News & Insights

Warning to Cannabis Companies: Your Goods Or Sale Proceeds May be Seized When Crossing State Lines

By: Mira Baylson, Meghan Stoppel, and Gianna Puccinelli

A recent lawsuit highlights the underlying conflicts between neighboring state laws that cannabis companies, and companies operating peripherally to cannabis companies, must consider.  Key among them is:  how do I protect my right to operate in my state when the states around me do not recognize my business as legal?  It also highlights additional questions such as whether state law enforcement officials, including state attorneys general, must consider a neighboring state’s law(s) when attempting to apply their own to cannabis companies.

On January 14, 2022, a Colorado-based armored car company, Empyreal Logistics, filed a lawsuit in the United States District Court for the Central District of California alleging that law enforcement officers in Kansas and California had wrongfully seized Empyreal’s cargo: the cash proceeds from marijuana dispensaries.  At least in the case of the Kansas seizures, although the marijuana dispensaries were operating legally in Missouri, their home state, Empyreal was stopped and its proceeds seized while transporting the dispensaries’ proceeds through Kansas, where marijuana is illegal.

Driver Stopped, Subsequently Intercepted And Cash Seized

Founded in Denver, Colorado in 2018, Empyreal offers cash collection and transport services to state-licensed medical cannabis businesses in numerous states.  Empyreal alleges that, while traveling through Dickinson County, Kansas, an Empyreal vehicle was stopped by a local sheriff’s deputy.  Responding to questions by the deputy, the Empyreal driver stated that he was traveling to Kansas City, Missouri, to pick up cash proceeds from state-licensed medical cannabis dispensaries and transport them for deposit in another state.  Although the driver was released without a citation, the complaint alleges that the driver was surveilled by the U.S. Drug Enforcement Administration the next morning, when he went to the Kansas City medical cannabis dispensaries to pick up their cash proceeds.  Empyreal alleges that, later that day, the same deputy stopped the Empyreal vehicle without cause and seized $165,620 in cash proceeds, which were the subject of a September 3, 2021 civil forfeiture complaint filed in the United States District Court for the District of Kansas.

A Cautionary Tale For Cannabis Companies

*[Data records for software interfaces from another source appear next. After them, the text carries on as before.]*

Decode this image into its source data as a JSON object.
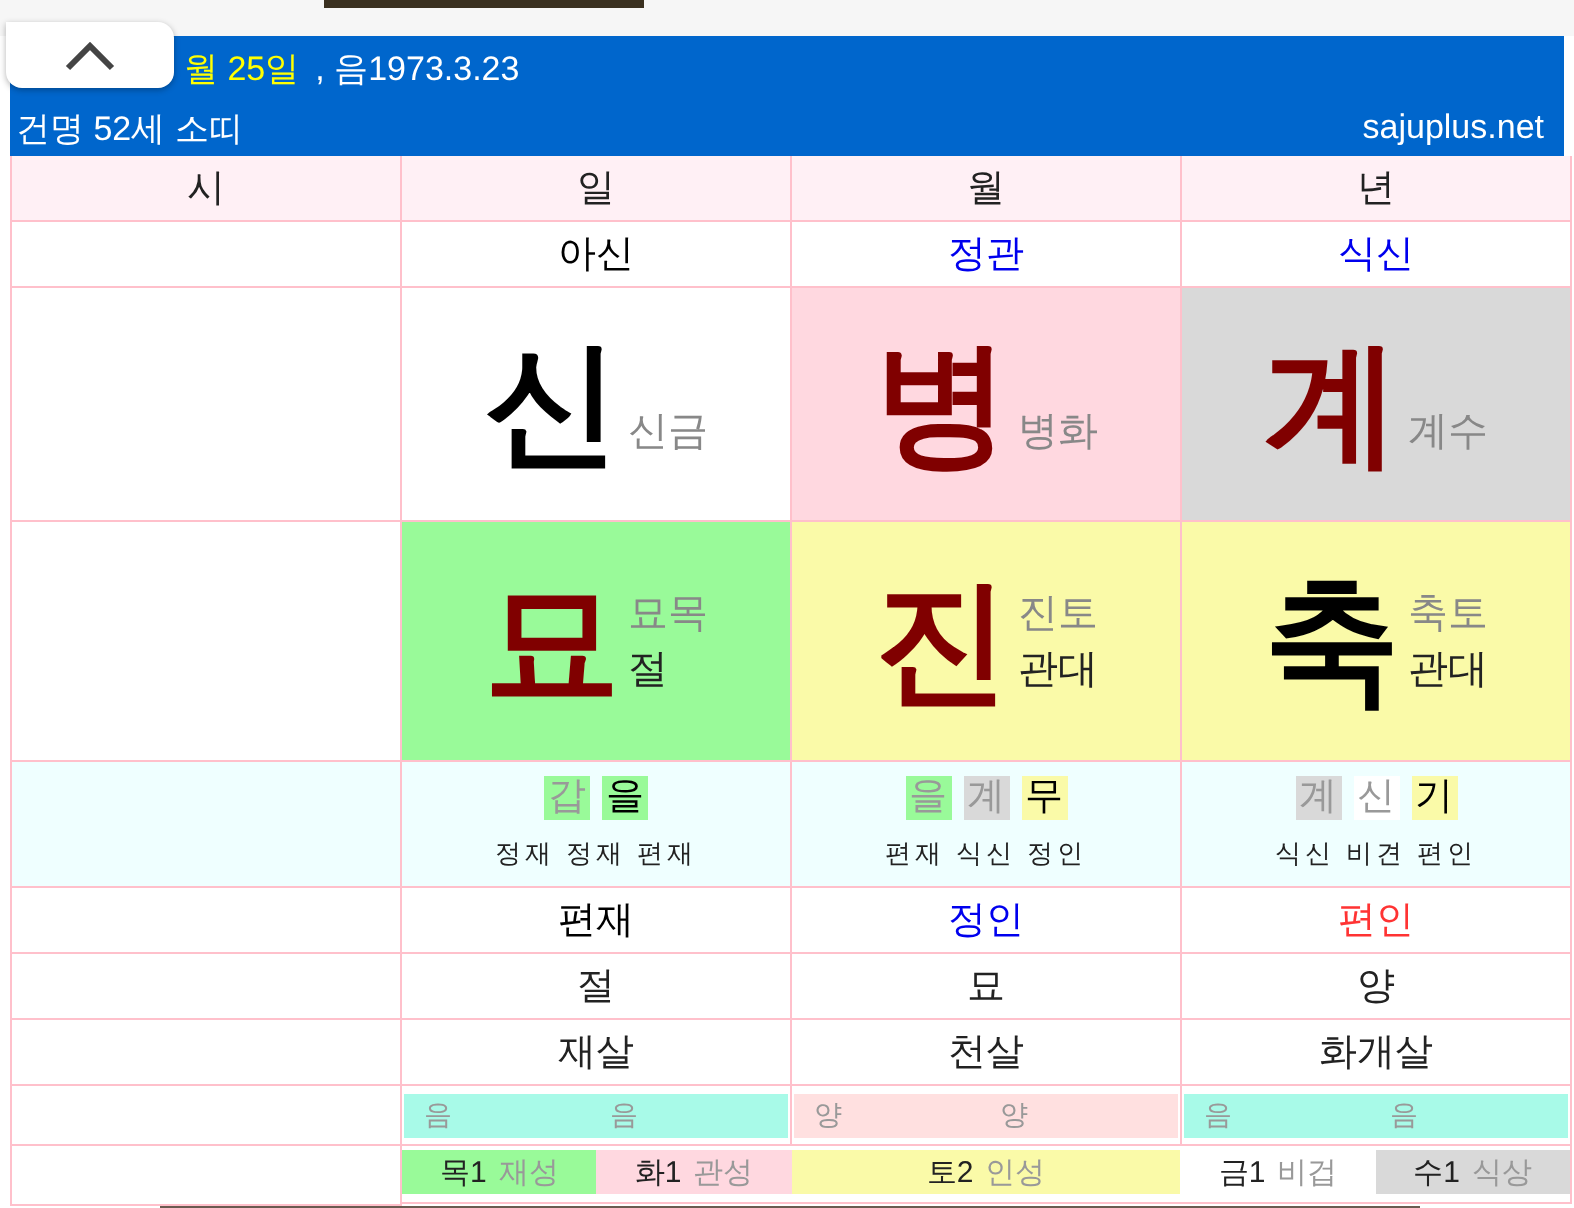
{
  "header": {
    "date_part": "월 25일",
    "lunar_part": ", 음1973.3.23",
    "person": "건명 52세 소띠",
    "site": "sajuplus.net"
  },
  "columns": [
    "시",
    "일",
    "월",
    "년"
  ],
  "sipsin_top": [
    {
      "text": "아신",
      "color": "#000000"
    },
    {
      "text": "정관",
      "color": "#0000ee"
    },
    {
      "text": "식신",
      "color": "#0000ee"
    }
  ],
  "stems": [
    {
      "char": "신",
      "sub": "신금",
      "red": false,
      "color": "#ffffff"
    },
    {
      "char": "병",
      "sub": "병화",
      "red": true,
      "color": "#ffd8e0"
    },
    {
      "char": "계",
      "sub": "계수",
      "red": true,
      "color": "#d9d9d9"
    }
  ],
  "branches": [
    {
      "char": "묘",
      "sub": "묘목",
      "stage": "절",
      "red": true,
      "color": "#99fa99"
    },
    {
      "char": "진",
      "sub": "진토",
      "stage": "관대",
      "red": true,
      "color": "#fafaa8"
    },
    {
      "char": "축",
      "sub": "축토",
      "stage": "관대",
      "red": false,
      "color": "#fafaa8"
    }
  ],
  "hidden_stems": [
    {
      "chars": [
        {
          "text": "갑",
          "color": "#99fa99",
          "active": false
        },
        {
          "text": "을",
          "color": "#99fa99",
          "active": true
        }
      ],
      "gods": "정재 정재 편재"
    },
    {
      "chars": [
        {
          "text": "을",
          "color": "#99fa99",
          "active": false
        },
        {
          "text": "계",
          "color": "#d9d9d9",
          "active": false
        },
        {
          "text": "무",
          "color": "#fafaa8",
          "active": true
        }
      ],
      "gods": "편재 식신 정인"
    },
    {
      "chars": [
        {
          "text": "계",
          "color": "#d9d9d9",
          "active": false
        },
        {
          "text": "신",
          "color": "#ffffff",
          "active": false
        },
        {
          "text": "기",
          "color": "#fafaa8",
          "active": true
        }
      ],
      "gods": "식신 비견 편인"
    }
  ],
  "sipsin_bottom": [
    {
      "text": "편재",
      "color": "#000000"
    },
    {
      "text": "정인",
      "color": "#0000ee"
    },
    {
      "text": "편인",
      "color": "#ff3333"
    }
  ],
  "stages": [
    "절",
    "묘",
    "양"
  ],
  "spirits": [
    "재살",
    "천살",
    "화개살"
  ],
  "yinyang": [
    {
      "left": "음",
      "right": "음",
      "color": "#a8fae8"
    },
    {
      "left": "양",
      "right": "양",
      "color": "#ffe0e0"
    },
    {
      "left": "음",
      "right": "음",
      "color": "#a8fae8"
    }
  ],
  "elements": [
    {
      "name": "목1",
      "role": "재성",
      "color": "#99fa99"
    },
    {
      "name": "화1",
      "role": "관성",
      "color": "#ffd8e0"
    },
    {
      "name": "토2",
      "role": "인성",
      "color": "#fafaa8"
    },
    {
      "name": "금1",
      "role": "비겁",
      "color": "#ffffff"
    },
    {
      "name": "수1",
      "role": "식상",
      "color": "#d9d9d9"
    }
  ]
}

Empyreal’s complaint reads as a cautionary tale for cannabis companies and others in the cannabis space.  Absent cannabis legislation (or even guidance) at the federal level, legal cannabis companies risk being subject to inhospitable legal environments when crossing state lines, including the risk of limited due process rights when deprived of money or property.  Empyreal’s allegations, though, highlight additional questions beyond the potentially illegal seizure of cannabis property, such as whether state law enforcement officials, including state AGs, must consider a neighboring state’s law(s) when attempting to apply their own to cannabis companies.  Should state law enforcement coordinate with federal law enforcement as is alleged by Empyreal when a company is acting in accord with the laws of another state?  One thing is certain: until the federal government weighs in on the legality of cannabis, companies are right to be concerned that the current patchwork of state laws could potentially deprive them of property or profit.

State AGs Shape Both Policy And Enforcement

When analyzing the risks posed by varying state laws, cannabis companies should bear in mind the role played by state AGs.  Depending on the state, the AG may have an outsize role in shaping cannabis policy through both criminal prosecutions and the creation, or defense, of other state laws, such as civil forfeiture statutes.  In certain states, for example, AGs have original criminal jurisdiction, or at a minimum, the ability to accept criminal referrals from local prosecutors. In other states, AGs have very little criminal jurisdiction.  Yet, regardless of the AG’s ability to control criminal prosecutions of cannabis-related activity, most state AGs can be called upon to interpret the application of both their civil and criminal statutes, when requested to do so by local law enforcement or other state actors.  Thus, whether the AG is interpreting the bounds of the state’s civil forfeiture statute, or the intersection of two very different state laws regarding the legality of cannabis, the AG’s position can, and often does, influence the actions taken by state and federal law enforcement in that state.

For example, in Kansas, AG Derek Schmidt recently released an opinion declaring Delta-8 illegal to possess or sell in Kansas.  The AG’s opinion is propelling some Kansas law enforcement officials to step up prosecution over both the possession and selling of Delta-8, despite serious concerns being raised by some regarding the AG’s legal analysis.  Could the AG’s opinion embolden law enforcement officers to take additional action similar to the action alleged by Empyreal?  In an election year with over 30 State AG races nationwide, cannabis-adjacent companies need to stay abreast of the candidates’ positions on marijuana and the cannabis industry in and outside of their own state so as to minimize risk to their property and profit.